WHAT YOU SHOULD DO = Could you copy each line of the listing below that has the word "JSON"?

[SOURCE RECORDS Boundary: Start]

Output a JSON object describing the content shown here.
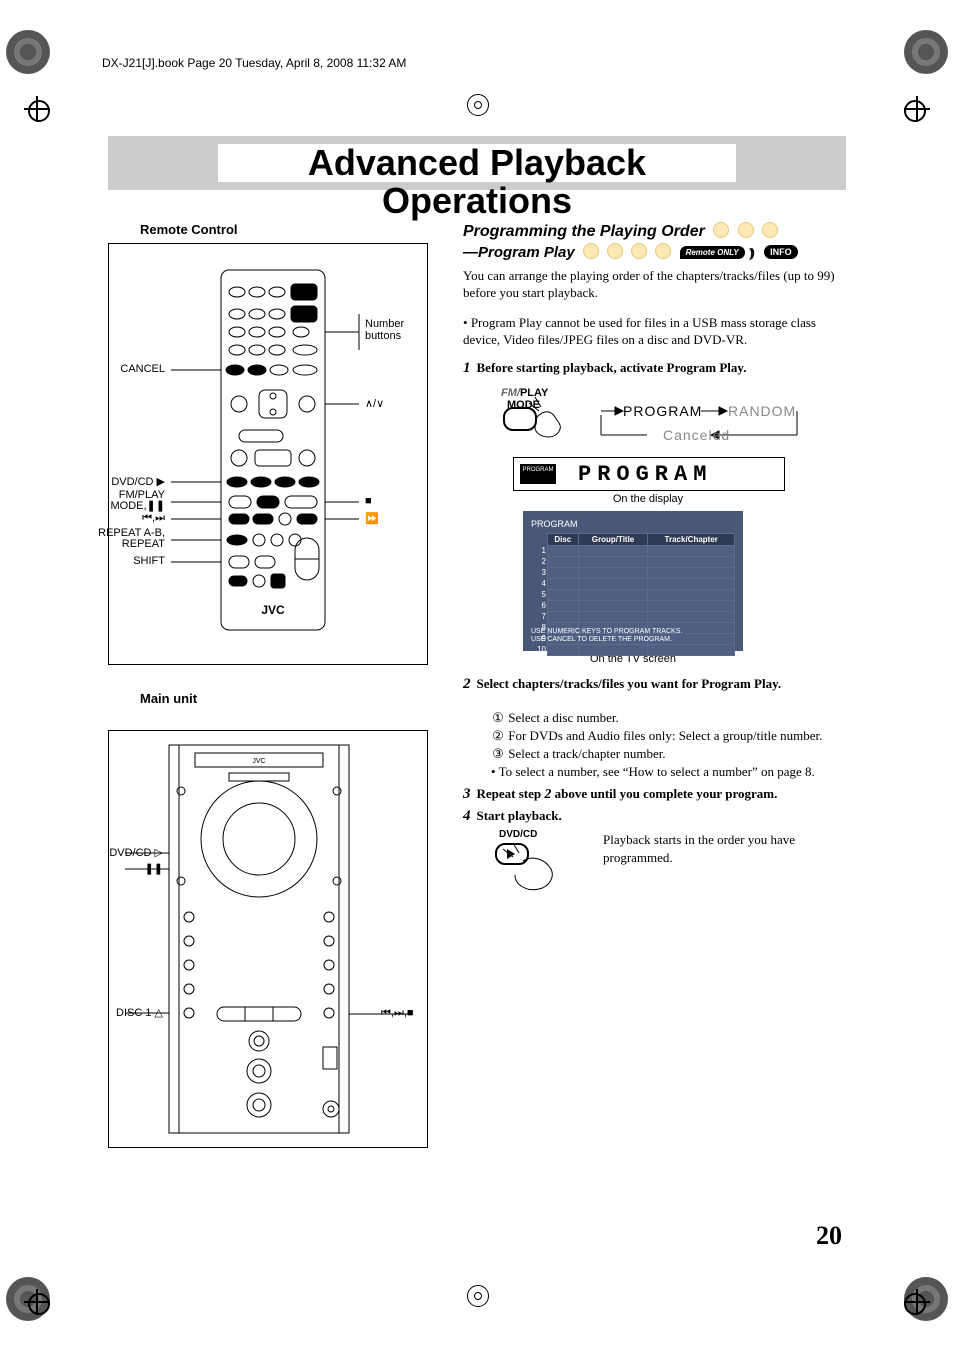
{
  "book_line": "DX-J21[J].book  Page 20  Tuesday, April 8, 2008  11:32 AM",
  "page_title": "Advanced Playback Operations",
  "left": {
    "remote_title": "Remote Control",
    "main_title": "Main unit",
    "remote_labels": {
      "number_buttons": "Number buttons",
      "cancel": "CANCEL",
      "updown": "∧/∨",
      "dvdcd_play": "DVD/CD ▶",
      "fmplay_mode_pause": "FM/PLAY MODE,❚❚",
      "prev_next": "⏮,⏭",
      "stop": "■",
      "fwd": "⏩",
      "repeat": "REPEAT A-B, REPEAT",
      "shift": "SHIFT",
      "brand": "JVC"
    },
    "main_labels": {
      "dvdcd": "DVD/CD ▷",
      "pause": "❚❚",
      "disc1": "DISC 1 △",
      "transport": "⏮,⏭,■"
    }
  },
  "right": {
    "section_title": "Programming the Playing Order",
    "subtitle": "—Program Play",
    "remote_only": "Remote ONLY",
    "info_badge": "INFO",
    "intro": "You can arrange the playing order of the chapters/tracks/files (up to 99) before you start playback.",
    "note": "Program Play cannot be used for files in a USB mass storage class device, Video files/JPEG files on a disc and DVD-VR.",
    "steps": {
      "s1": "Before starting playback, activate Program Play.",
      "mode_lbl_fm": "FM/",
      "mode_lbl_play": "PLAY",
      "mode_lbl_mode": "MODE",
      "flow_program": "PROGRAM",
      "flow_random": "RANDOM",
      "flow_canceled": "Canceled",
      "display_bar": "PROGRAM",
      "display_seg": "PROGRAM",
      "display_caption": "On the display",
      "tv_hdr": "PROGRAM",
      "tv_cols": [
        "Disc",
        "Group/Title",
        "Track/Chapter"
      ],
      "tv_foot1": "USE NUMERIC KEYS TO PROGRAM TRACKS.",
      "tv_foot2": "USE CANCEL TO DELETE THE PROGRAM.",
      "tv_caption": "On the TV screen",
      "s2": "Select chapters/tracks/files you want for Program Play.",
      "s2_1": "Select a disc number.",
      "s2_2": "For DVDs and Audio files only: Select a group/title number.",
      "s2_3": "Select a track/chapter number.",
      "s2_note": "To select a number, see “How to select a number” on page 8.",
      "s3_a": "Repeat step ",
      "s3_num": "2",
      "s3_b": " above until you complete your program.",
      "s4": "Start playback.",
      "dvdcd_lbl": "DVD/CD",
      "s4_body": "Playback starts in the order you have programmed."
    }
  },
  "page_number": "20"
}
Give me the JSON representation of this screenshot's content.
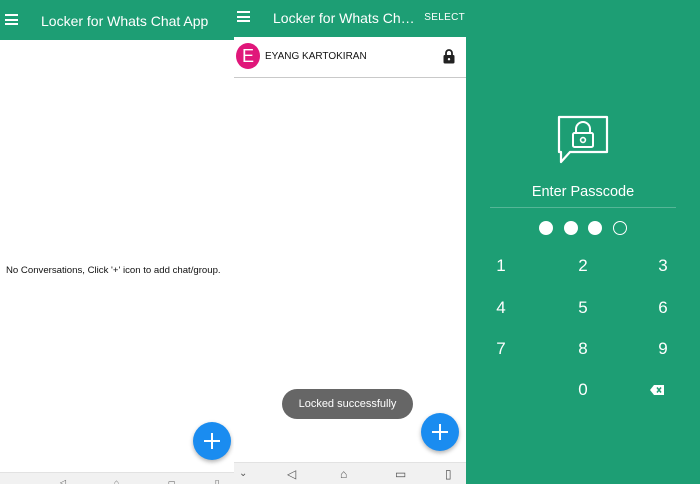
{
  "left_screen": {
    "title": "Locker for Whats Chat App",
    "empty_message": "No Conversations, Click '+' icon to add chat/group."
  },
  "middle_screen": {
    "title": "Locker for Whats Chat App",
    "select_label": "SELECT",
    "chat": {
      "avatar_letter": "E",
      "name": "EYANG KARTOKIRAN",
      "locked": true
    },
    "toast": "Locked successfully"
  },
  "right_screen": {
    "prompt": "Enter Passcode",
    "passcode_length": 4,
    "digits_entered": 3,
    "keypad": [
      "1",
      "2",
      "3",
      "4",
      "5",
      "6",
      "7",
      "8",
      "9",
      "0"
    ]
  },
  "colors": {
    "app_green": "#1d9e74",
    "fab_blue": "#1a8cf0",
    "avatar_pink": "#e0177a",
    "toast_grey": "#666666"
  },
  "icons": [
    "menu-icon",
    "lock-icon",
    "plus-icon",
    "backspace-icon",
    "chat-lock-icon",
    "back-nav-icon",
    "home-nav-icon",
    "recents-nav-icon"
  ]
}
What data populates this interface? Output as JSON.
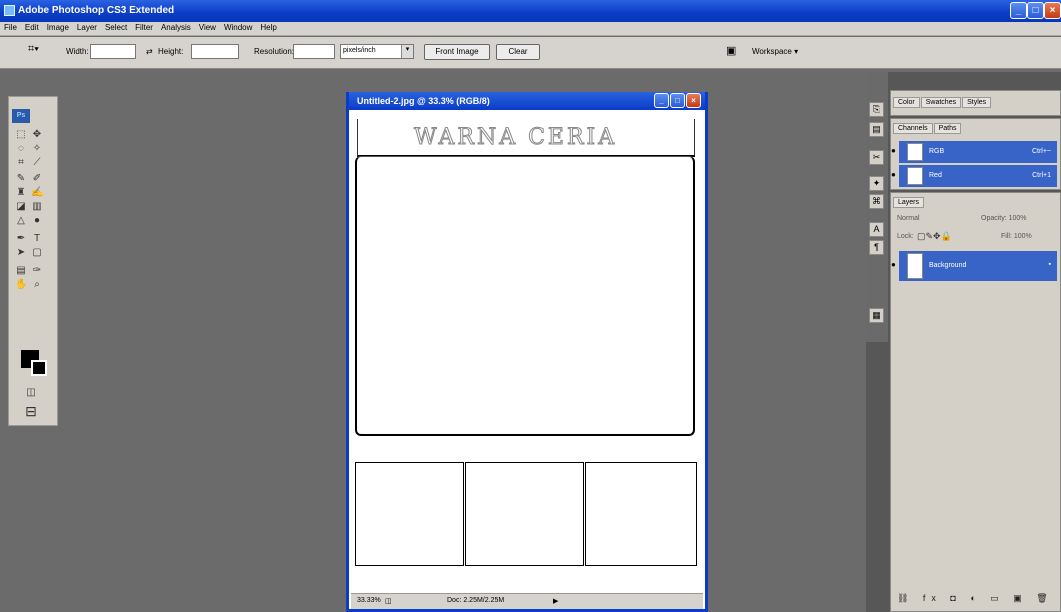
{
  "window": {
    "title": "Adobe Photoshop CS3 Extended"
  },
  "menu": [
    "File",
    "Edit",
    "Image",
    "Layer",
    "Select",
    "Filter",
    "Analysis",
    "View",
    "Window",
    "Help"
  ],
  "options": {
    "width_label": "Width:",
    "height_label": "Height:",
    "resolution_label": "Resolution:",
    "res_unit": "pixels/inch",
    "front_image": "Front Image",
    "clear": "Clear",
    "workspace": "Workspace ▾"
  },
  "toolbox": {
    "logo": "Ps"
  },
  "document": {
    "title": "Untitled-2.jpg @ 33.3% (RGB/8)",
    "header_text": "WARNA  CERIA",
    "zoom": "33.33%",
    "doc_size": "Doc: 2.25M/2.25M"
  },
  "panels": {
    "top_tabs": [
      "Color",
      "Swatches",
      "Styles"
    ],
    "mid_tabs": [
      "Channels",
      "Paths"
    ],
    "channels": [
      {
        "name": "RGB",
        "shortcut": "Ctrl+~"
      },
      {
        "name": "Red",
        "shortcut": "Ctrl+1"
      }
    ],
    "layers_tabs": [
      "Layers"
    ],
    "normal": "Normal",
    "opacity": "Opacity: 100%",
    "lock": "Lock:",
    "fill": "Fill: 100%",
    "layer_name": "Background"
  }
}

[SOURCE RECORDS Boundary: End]
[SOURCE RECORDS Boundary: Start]

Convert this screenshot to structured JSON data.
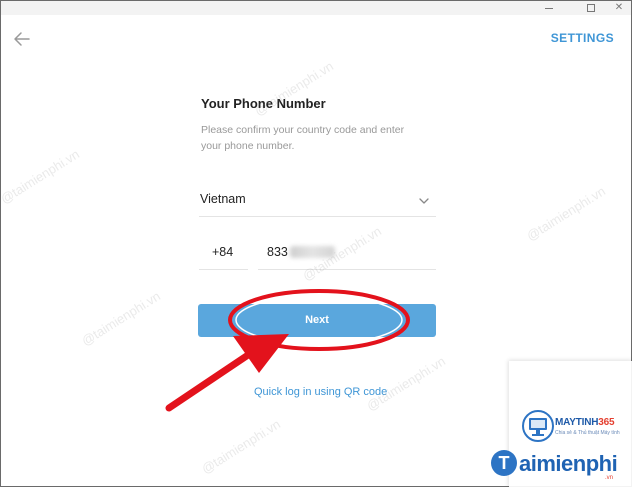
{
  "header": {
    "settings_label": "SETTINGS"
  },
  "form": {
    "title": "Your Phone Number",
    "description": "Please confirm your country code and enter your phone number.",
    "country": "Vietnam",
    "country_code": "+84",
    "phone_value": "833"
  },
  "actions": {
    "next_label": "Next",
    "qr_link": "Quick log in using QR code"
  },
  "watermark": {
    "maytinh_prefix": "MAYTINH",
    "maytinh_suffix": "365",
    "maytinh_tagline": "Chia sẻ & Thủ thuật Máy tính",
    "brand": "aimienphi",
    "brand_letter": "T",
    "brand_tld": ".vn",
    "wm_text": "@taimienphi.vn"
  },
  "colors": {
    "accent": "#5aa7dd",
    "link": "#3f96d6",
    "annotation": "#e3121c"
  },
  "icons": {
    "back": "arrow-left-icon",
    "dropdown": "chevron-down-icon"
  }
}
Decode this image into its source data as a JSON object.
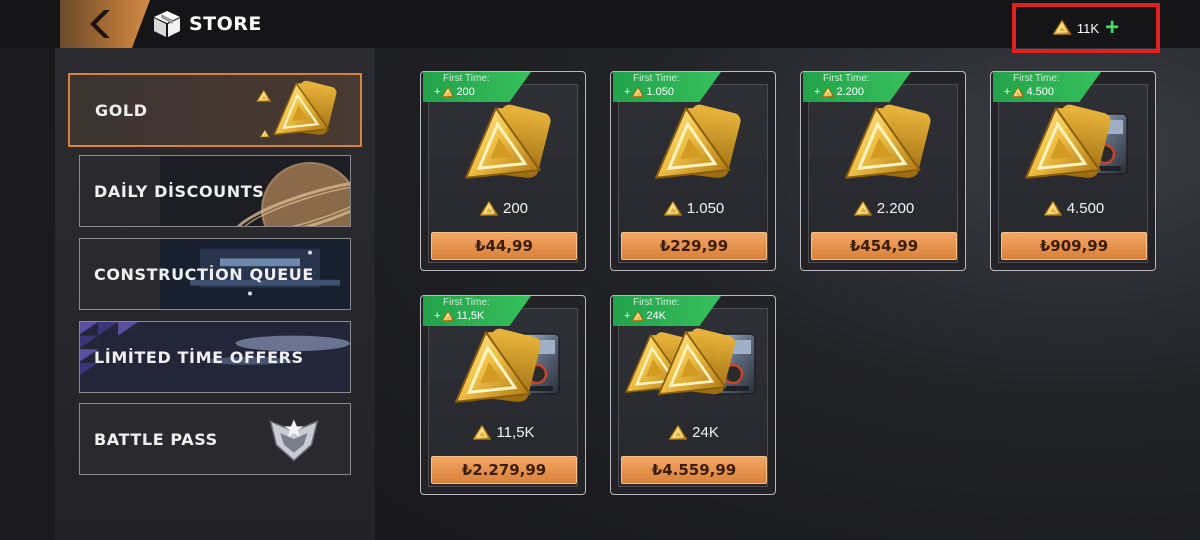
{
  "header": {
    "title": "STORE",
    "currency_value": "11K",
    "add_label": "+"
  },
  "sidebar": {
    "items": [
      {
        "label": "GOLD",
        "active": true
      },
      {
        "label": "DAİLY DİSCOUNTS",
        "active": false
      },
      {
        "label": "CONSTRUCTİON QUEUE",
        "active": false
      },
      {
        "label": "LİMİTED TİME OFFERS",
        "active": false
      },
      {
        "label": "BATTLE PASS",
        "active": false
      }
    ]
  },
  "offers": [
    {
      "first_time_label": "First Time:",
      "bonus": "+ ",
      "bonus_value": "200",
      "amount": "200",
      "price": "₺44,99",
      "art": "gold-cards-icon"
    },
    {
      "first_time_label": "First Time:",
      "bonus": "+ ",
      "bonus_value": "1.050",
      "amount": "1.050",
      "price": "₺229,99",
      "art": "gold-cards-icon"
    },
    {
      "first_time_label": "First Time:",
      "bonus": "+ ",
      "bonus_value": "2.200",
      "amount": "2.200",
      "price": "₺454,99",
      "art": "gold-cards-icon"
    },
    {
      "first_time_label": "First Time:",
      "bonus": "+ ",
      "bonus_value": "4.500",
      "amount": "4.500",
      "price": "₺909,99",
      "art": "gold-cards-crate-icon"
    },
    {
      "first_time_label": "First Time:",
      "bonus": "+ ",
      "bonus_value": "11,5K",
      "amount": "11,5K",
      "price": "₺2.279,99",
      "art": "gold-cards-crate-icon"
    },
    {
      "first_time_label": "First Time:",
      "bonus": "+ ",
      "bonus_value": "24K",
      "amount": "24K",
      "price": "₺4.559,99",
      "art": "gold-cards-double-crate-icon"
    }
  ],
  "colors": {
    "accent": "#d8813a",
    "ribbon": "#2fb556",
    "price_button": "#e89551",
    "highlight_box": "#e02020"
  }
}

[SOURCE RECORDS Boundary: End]

ANSWER TO THE PROBLEM =
Output a JSON object describing the content shown here.
Give me the JSON representation of this screenshot's content.
What data populates this interface? Output as JSON.
Convert this screenshot to structured JSON data.
Decode this image into its source data as a JSON object.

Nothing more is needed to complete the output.